Coronavirus: United Kingdom fears Twickenham rugby match could be Omicron variant superspreader event

More than 80,000 rugby fans who attended a match last weekend are being urged to get tested for COVID-19 in a bid to stop the spread of the new variant Omicron.

Spectators of the England v Springboks match at Twickenham had to show proof they were double vaccinated and had tested negative in the past 48 hours.

But there are concerns over some of the fans who flew in for the event from South Africa, given the Omicron variant has been spreading in the country.

This latest variant was first found in Botswana and spread through southern African countries. It was then first reported to the World Health Organization (WHO) from South Africa on November 24.

Preliminary evidence suggests that there's an increased risk of infection with the variant compared to others, WHO says, and Omicron has been detected as growing at a faster rate than other surges in infection.

High numbers of Omicron cases in South Africa means there should be extra vigilance around the rugby match, MP for Twickenham Munira Wilson says.

"While I'm confident the RFU [Rugby Football Union] will have had the necessary protocols in place to prevent any potential spread, this serves as a reminder that we all must remain vigilant in the fight against this virus," the Telegraph reported her as saying.

"Those who had flown in for the match and anyone who was in and around the stadium that day who has concerns should follow UK Health Security Agency advice in coming forward and getting tested.

"More broadly, the emergence of this new variant stresses the need to donate vaccines through the COVAX programme. Ministers must spring into action and recognise no one is safe from COVID until we all are safe."

Health officials may need to track as many as 9000 people who may have arrived from South Africa in the UK since the new variant emerged.

Two people carrying the variant have been identified in the UK - one in Chelmsford, Essex and the other in Nottingham - but none have been found in the London area around Twickenham yet.

In an effort to help curb the spread of Omicron, the UK government has introduced a 10-day hotel quarantine for arrivals from 10 southern African countries. These are South Africa, Botswana, Lesotho, Eswatini, Zimbabwe, Namibia, Malawi, Mozambique, Zambia, and Angola.

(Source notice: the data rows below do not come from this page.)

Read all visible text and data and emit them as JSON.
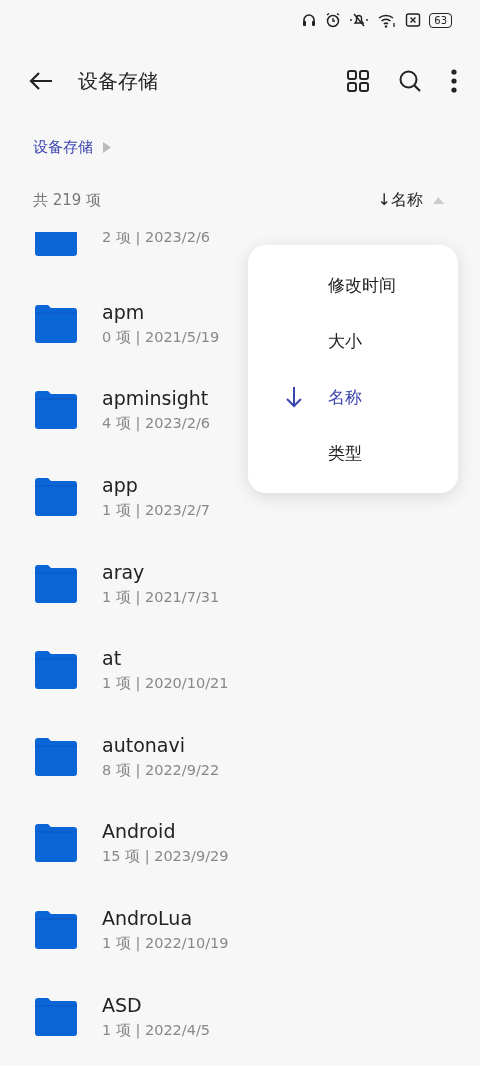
{
  "status_bar": {
    "battery": "63"
  },
  "header": {
    "title": "设备存储"
  },
  "breadcrumb": [
    {
      "label": "设备存储"
    }
  ],
  "list_info": {
    "count": "共 219 项",
    "sort_label": "↓名称"
  },
  "files": [
    {
      "meta": "2 项 | 2023/2/6"
    },
    {
      "name": "apm",
      "meta": "0 项 | 2021/5/19"
    },
    {
      "name": "apminsight",
      "meta": "4 项 | 2023/2/6"
    },
    {
      "name": "app",
      "meta": "1 项 | 2023/2/7"
    },
    {
      "name": "aray",
      "meta": "1 项 | 2021/7/31"
    },
    {
      "name": "at",
      "meta": "1 项 | 2020/10/21"
    },
    {
      "name": "autonavi",
      "meta": "8 项 | 2022/9/22"
    },
    {
      "name": "Android",
      "meta": "15 项 | 2023/9/29"
    },
    {
      "name": "AndroLua",
      "meta": "1 项 | 2022/10/19"
    },
    {
      "name": "ASD",
      "meta": "1 项 | 2022/4/5"
    }
  ],
  "sort_menu": [
    {
      "label": "修改时间",
      "selected": false
    },
    {
      "label": "大小",
      "selected": false
    },
    {
      "label": "名称",
      "selected": true
    },
    {
      "label": "类型",
      "selected": false
    }
  ]
}
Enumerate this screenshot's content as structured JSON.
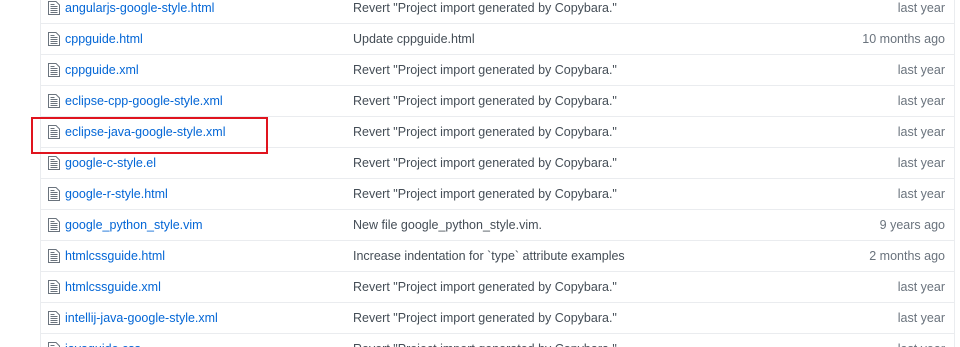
{
  "files": [
    {
      "name": "angularjs-google-style.html",
      "message": "Revert \"Project import generated by Copybara.\"",
      "age": "last year"
    },
    {
      "name": "cppguide.html",
      "message": "Update cppguide.html",
      "age": "10 months ago"
    },
    {
      "name": "cppguide.xml",
      "message": "Revert \"Project import generated by Copybara.\"",
      "age": "last year"
    },
    {
      "name": "eclipse-cpp-google-style.xml",
      "message": "Revert \"Project import generated by Copybara.\"",
      "age": "last year"
    },
    {
      "name": "eclipse-java-google-style.xml",
      "message": "Revert \"Project import generated by Copybara.\"",
      "age": "last year"
    },
    {
      "name": "google-c-style.el",
      "message": "Revert \"Project import generated by Copybara.\"",
      "age": "last year"
    },
    {
      "name": "google-r-style.html",
      "message": "Revert \"Project import generated by Copybara.\"",
      "age": "last year"
    },
    {
      "name": "google_python_style.vim",
      "message": "New file google_python_style.vim.",
      "age": "9 years ago"
    },
    {
      "name": "htmlcssguide.html",
      "message": "Increase indentation for `type` attribute examples",
      "age": "2 months ago"
    },
    {
      "name": "htmlcssguide.xml",
      "message": "Revert \"Project import generated by Copybara.\"",
      "age": "last year"
    },
    {
      "name": "intellij-java-google-style.xml",
      "message": "Revert \"Project import generated by Copybara.\"",
      "age": "last year"
    },
    {
      "name": "javaguide.css",
      "message": "Revert \"Project import generated by Copybara.\"",
      "age": "last year"
    }
  ],
  "icon": "file-icon",
  "highlight_color": "#e0141e",
  "link_color": "#0366d6"
}
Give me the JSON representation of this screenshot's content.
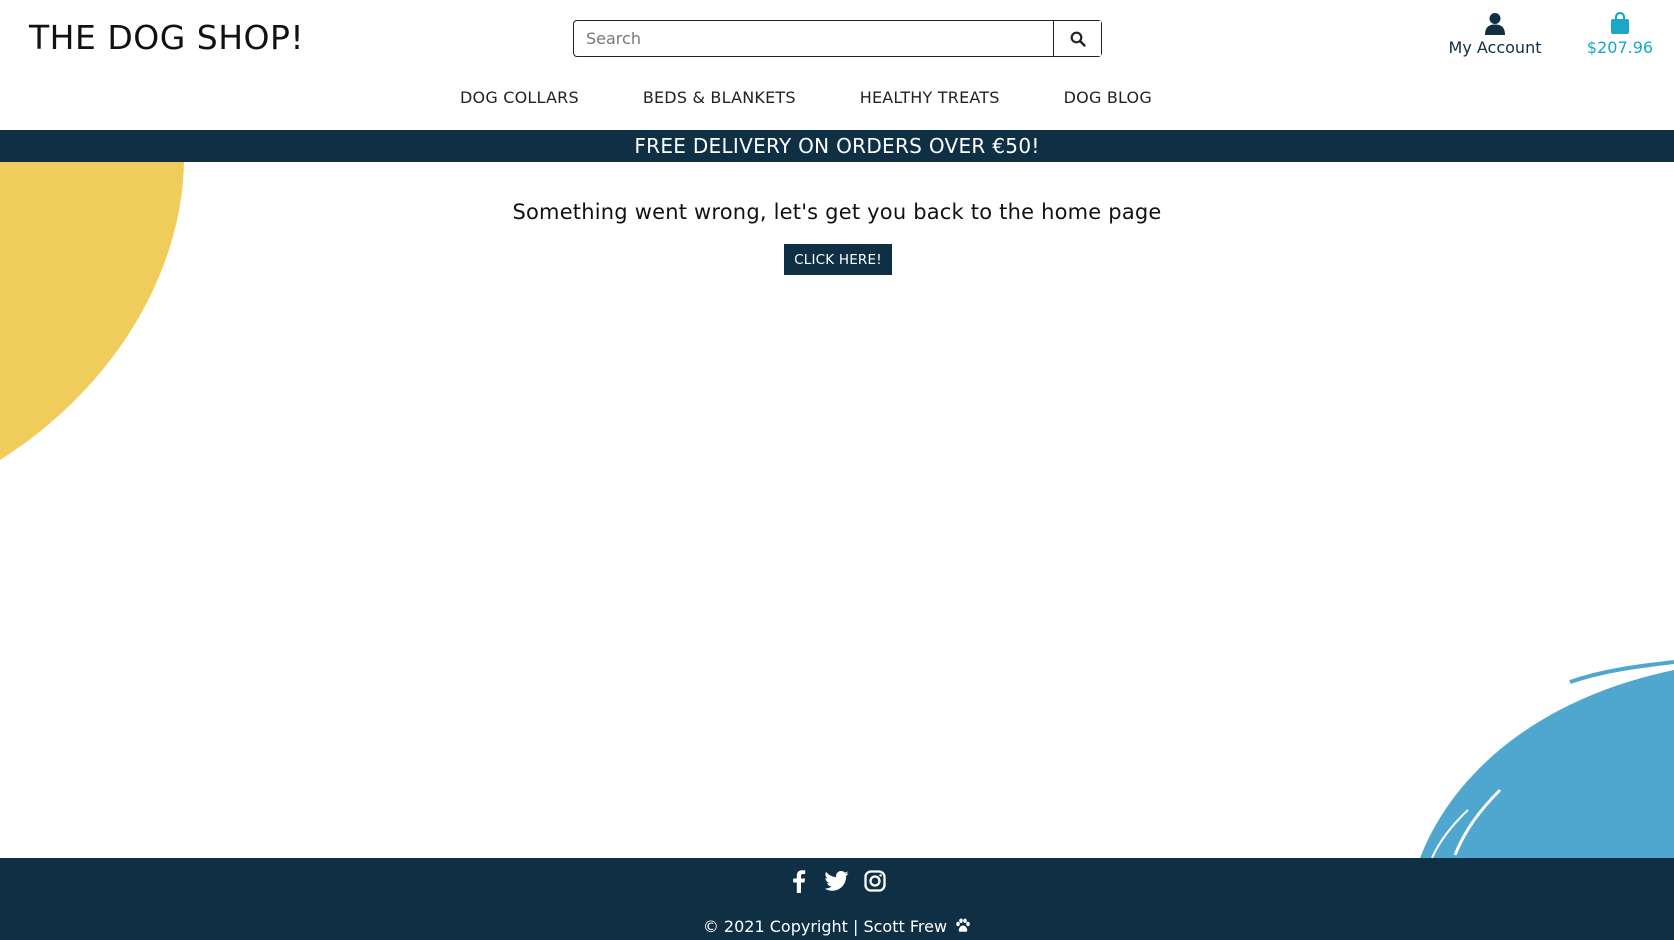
{
  "header": {
    "logo_text": "THE DOG SHOP!",
    "search_placeholder": "Search",
    "account_label": "My Account",
    "cart_total": "$207.96"
  },
  "nav": {
    "items": [
      {
        "label": "DOG COLLARS"
      },
      {
        "label": "BEDS & BLANKETS"
      },
      {
        "label": "HEALTHY TREATS"
      },
      {
        "label": "DOG BLOG"
      }
    ]
  },
  "banner": {
    "text": "FREE DELIVERY ON ORDERS OVER €50!"
  },
  "main": {
    "message": "Something went wrong, let's get you back to the home page",
    "button_label": "CLICK HERE!"
  },
  "footer": {
    "social_icons": [
      "facebook-icon",
      "twitter-icon",
      "instagram-icon"
    ],
    "copyright": "© 2021 Copyright | Scott Frew"
  },
  "colors": {
    "navy": "#0e2f44",
    "accent_cyan": "#1aa7c8",
    "yellow_blob": "#f0cd5a",
    "blue_blob": "#4fa6cf"
  }
}
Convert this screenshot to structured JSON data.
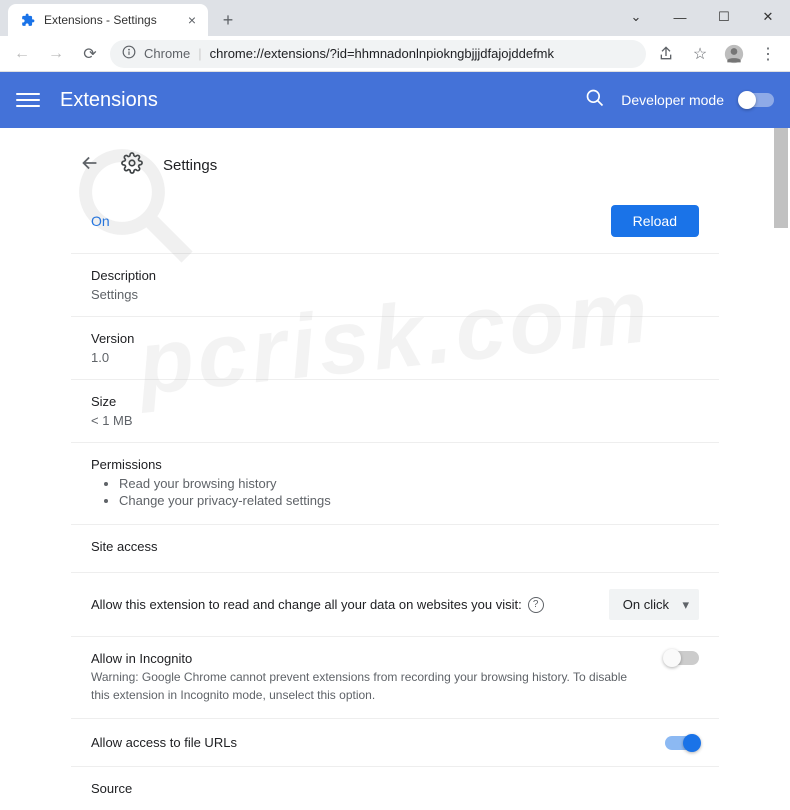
{
  "browser": {
    "tab_title": "Extensions - Settings",
    "omnibox_prefix": "Chrome",
    "omnibox_path": "chrome://extensions/?id=hhmnadonlnpiokngbjjjdfajojddefmk"
  },
  "header": {
    "title": "Extensions",
    "dev_mode_label": "Developer mode"
  },
  "detail": {
    "page_title": "Settings",
    "on_label": "On",
    "reload_label": "Reload",
    "description_label": "Description",
    "description_value": "Settings",
    "version_label": "Version",
    "version_value": "1.0",
    "size_label": "Size",
    "size_value": "< 1 MB",
    "permissions_label": "Permissions",
    "permissions": [
      "Read your browsing history",
      "Change your privacy-related settings"
    ],
    "site_access_label": "Site access",
    "site_access_text": "Allow this extension to read and change all your data on websites you visit:",
    "site_access_value": "On click",
    "incognito_label": "Allow in Incognito",
    "incognito_warning": "Warning: Google Chrome cannot prevent extensions from recording your browsing history. To disable this extension in Incognito mode, unselect this option.",
    "file_urls_label": "Allow access to file URLs",
    "source_label": "Source"
  }
}
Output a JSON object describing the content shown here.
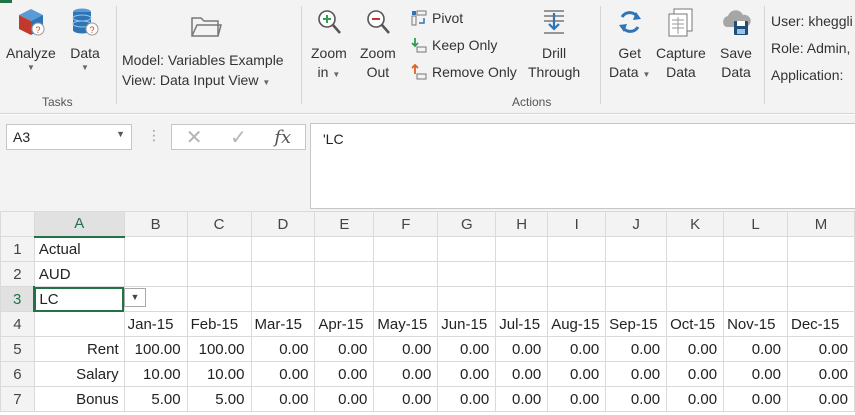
{
  "ribbon": {
    "tasks": {
      "analyze_label": "Analyze",
      "data_label": "Data",
      "group_label": "Tasks"
    },
    "model": {
      "model_text": "Model: Variables Example",
      "view_text": "View: Data Input View"
    },
    "actions": {
      "zoom_in_line1": "Zoom",
      "zoom_in_line2": "in",
      "zoom_out_line1": "Zoom",
      "zoom_out_line2": "Out",
      "pivot_label": "Pivot",
      "keep_only_label": "Keep Only",
      "remove_only_label": "Remove Only",
      "drill_line1": "Drill",
      "drill_line2": "Through",
      "get_data_line1": "Get",
      "get_data_line2": "Data",
      "capture_line1": "Capture",
      "capture_line2": "Data",
      "save_line1": "Save",
      "save_line2": "Data",
      "group_label": "Actions"
    },
    "user": {
      "user_text": "User: kheggli",
      "role_text": "Role: Admin,",
      "application_text": "Application:"
    }
  },
  "formula_bar": {
    "name_box": "A3",
    "fx_symbol": "fx",
    "formula": "'LC"
  },
  "grid": {
    "column_headers": [
      "A",
      "B",
      "C",
      "D",
      "E",
      "F",
      "G",
      "H",
      "I",
      "J",
      "K",
      "L",
      "M"
    ],
    "row_numbers": [
      "1",
      "2",
      "3",
      "4",
      "5",
      "6",
      "7"
    ],
    "a1": "Actual",
    "a2": "AUD",
    "a3": "LC",
    "months": [
      "Jan-15",
      "Feb-15",
      "Mar-15",
      "Apr-15",
      "May-15",
      "Jun-15",
      "Jul-15",
      "Aug-15",
      "Sep-15",
      "Oct-15",
      "Nov-15",
      "Dec-15"
    ],
    "rows": [
      {
        "label": "Rent",
        "values": [
          "100.00",
          "100.00",
          "0.00",
          "0.00",
          "0.00",
          "0.00",
          "0.00",
          "0.00",
          "0.00",
          "0.00",
          "0.00",
          "0.00"
        ]
      },
      {
        "label": "Salary",
        "values": [
          "10.00",
          "10.00",
          "0.00",
          "0.00",
          "0.00",
          "0.00",
          "0.00",
          "0.00",
          "0.00",
          "0.00",
          "0.00",
          "0.00"
        ]
      },
      {
        "label": "Bonus",
        "values": [
          "5.00",
          "5.00",
          "0.00",
          "0.00",
          "0.00",
          "0.00",
          "0.00",
          "0.00",
          "0.00",
          "0.00",
          "0.00",
          "0.00"
        ]
      }
    ]
  },
  "colors": {
    "accent": "#217346",
    "ribbon_bg": "#f3f3f3",
    "icon_blue": "#2e75b6",
    "icon_red": "#c0392b"
  }
}
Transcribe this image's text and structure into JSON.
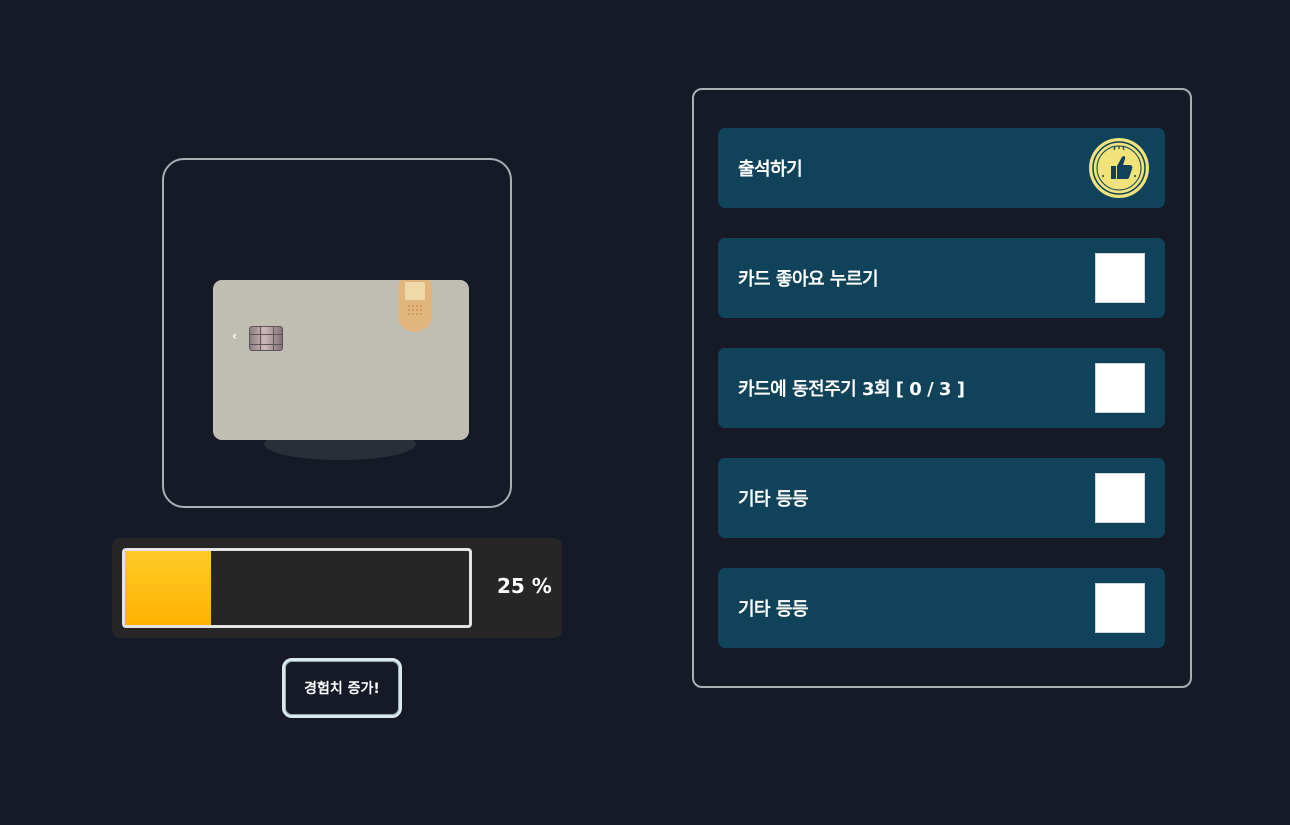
{
  "progress": {
    "percent": 25,
    "text": "25 %"
  },
  "exp_button": {
    "label": "경험치 증가!"
  },
  "tasks": [
    {
      "label": "출석하기",
      "done": true,
      "icon": "thumbs-up-stamp-icon"
    },
    {
      "label": "카드 좋아요 누르기",
      "done": false
    },
    {
      "label": "카드에 동전주기 3회 [ 0 / 3 ]",
      "done": false
    },
    {
      "label": "기타 등등",
      "done": false
    },
    {
      "label": "기타 등등",
      "done": false
    }
  ],
  "colors": {
    "background": "#151a26",
    "task_bg": "#10435a",
    "progress_fill": "#ffc107",
    "card": "#c0bdb2"
  }
}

New Zealand has imposed a similar restriction and is requiring arrivals from South Africa, Namibia, Zimbabwe, Botswana, Lesotho, Eswatini, Seychelles, Malawi, and Mozambique to spend 14 days in managed isolation, as opposed to the now-standard seven-day stay. Only New Zealand citizens from these countries will be able to enter Aotearoa.